It remains unclear what mechanism the Obama administration might use to establish a channel in light of presidential orders that designate a number of Iranian banks for alleged ties to proliferation of weapons of mass destruction or terrorism. Other US measures prohibit Iran from clearing transactions in US dollars or making electronic payments through the Society for Worldwide Interbank Financial Transactions, known as SWIFT.
Rosenberg, who is now a senior fellow at the Center for a New American Security, said that rather than waiving existing executive orders, Obama might simply issue a new one to license approved activities.
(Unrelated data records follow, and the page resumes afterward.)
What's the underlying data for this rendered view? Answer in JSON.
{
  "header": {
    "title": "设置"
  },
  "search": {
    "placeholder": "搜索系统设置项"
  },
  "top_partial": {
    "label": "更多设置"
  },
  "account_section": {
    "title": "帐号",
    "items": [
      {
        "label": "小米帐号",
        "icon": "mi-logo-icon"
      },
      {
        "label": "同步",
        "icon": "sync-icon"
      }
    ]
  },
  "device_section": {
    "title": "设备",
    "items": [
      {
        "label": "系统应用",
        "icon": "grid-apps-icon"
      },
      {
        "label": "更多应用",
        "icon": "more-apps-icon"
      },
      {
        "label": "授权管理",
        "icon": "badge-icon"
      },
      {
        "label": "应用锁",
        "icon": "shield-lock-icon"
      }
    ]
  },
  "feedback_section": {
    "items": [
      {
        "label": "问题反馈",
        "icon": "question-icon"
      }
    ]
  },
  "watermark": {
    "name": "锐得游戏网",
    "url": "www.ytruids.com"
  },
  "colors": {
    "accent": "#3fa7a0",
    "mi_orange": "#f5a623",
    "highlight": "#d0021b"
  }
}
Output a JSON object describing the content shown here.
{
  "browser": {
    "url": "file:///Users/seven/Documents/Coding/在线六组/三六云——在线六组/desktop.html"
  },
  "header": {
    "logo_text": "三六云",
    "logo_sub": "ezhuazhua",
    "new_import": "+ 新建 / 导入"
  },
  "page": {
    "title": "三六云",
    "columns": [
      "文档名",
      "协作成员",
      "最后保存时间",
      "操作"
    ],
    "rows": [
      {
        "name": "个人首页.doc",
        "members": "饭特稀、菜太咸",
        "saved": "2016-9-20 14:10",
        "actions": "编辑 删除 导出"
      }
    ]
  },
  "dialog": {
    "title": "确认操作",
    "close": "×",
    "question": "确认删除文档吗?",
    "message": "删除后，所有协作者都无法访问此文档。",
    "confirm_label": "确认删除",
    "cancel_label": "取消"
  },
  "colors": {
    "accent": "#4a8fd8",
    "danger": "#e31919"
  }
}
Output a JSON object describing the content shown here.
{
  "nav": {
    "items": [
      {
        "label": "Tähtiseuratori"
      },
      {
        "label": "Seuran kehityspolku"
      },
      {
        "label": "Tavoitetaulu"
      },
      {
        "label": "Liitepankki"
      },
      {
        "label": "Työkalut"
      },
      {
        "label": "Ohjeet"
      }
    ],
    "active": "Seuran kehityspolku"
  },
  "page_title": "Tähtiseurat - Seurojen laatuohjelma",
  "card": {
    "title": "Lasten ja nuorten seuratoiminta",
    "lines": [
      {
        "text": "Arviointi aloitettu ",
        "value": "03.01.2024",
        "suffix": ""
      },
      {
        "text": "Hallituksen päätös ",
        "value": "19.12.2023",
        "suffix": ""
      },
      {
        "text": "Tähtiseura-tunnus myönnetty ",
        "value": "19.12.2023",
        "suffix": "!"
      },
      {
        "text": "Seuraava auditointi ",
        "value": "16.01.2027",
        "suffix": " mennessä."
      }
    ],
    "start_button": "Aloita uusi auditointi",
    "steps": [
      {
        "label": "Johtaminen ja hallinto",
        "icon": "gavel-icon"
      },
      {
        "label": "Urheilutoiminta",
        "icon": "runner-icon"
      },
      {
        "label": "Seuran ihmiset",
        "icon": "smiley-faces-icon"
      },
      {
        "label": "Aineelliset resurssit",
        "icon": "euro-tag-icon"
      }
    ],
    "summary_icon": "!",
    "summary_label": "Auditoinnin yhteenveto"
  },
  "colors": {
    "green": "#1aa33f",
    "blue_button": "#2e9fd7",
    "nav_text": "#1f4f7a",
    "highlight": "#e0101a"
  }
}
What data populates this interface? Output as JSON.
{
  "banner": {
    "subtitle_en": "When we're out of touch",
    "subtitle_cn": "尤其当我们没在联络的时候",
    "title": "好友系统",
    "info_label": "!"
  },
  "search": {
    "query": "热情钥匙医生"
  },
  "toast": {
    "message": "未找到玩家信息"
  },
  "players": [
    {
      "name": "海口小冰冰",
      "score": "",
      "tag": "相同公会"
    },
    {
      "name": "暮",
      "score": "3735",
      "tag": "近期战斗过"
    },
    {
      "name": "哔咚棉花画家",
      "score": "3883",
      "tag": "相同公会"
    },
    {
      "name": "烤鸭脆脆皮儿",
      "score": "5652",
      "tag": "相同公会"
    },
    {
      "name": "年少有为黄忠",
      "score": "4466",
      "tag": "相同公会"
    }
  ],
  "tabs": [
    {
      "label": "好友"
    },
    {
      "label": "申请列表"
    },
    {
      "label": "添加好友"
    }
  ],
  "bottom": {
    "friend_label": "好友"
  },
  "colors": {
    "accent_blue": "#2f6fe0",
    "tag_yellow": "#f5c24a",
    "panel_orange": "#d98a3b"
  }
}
As for permitting the use of dollars, Rosenberg told Al-Monitor, “It seems likely that there will be a greater ability for Iran to use the US financial system … including an ability to use the dollar,” but overall removal of restrictions would be “a big deal” and are unlikely to be included in the initial stages of an agreement. She expressed a similar view about Iranian reintegration into the SWIFT system of electronic messaging, even though that will be a decision for the Europeans — who run the system — to make in coordination with the United States.
“There has to be some relief in the cards in an overall scenario” that would be phased in as Iran implements its part of an agreement, she said.
NIAC suggested that the US Federal Reserve be tasked with establishing the new channel given the reluctance of US commercial banks to resume ties.
Rosenberg agreed that the Fed would be “a more effective way to do humanitarian trade and certain narrow lines of additional business. … For reasons that you are well aware of, it’s challenging for a private [US] bank to wade into this and feel comfortable that they’re not going to be exposing themselves in any way to reputational risk or a violation of sanctions,” she said.
Some US and European banks have faced multibillion-dollar fines for sanctions infractions, and banks have been been reluctant to do business with Iran even if authorized.
Opponents of an Iran deal in the US Congress could try to block the creation of a direct channel. However, this would be “no easier than blocking any other part of the sanctions relief,” Cullis said, since Congress gave Obama authority “to generally or specifically authorize regulatory exceptions to the trade ban, including that of a direct financial channel.” Cullis added that while Congress has supervisory powers over the Federal Reserve, it does not appropriate funds for the Fed, which “complicates the extent to which Congress can block Fed action on this.”
Erich Ferrari, a lawyer in Washington who specializes in sanctions, said he doubted that Iran’s Central Bank — which is currently under US sanctions — would be the Fed’s counterpart given ongoing litigation against the Iranian institution by relatives of victims of allegedly Iran-backed terrorism.
The Central Bank of Iran has also been named by the Treasury Department as a conduit for money laundering. However, there are several Iranian private banks that have never been declared off-limits for alleged illicit activity.
The irony is that in the absence of an authorized direct channel, Americans seeking to do business with Iran have often been forced into murky means, including hawalas and other indirect systems for transferring money abroad. Among the benefits of a direct channel, beyond facilitating humanitarian transactions and keeping Iranian students in the United States from being “kicked out on the street,” Ferrari said, is that it will “shoot a big hole in the underground economy” that has come to dominate US-Iran financial transactions.
Read More: http://www.al-monitor.com/pulse/originals/2014/11/iran-central-banking.html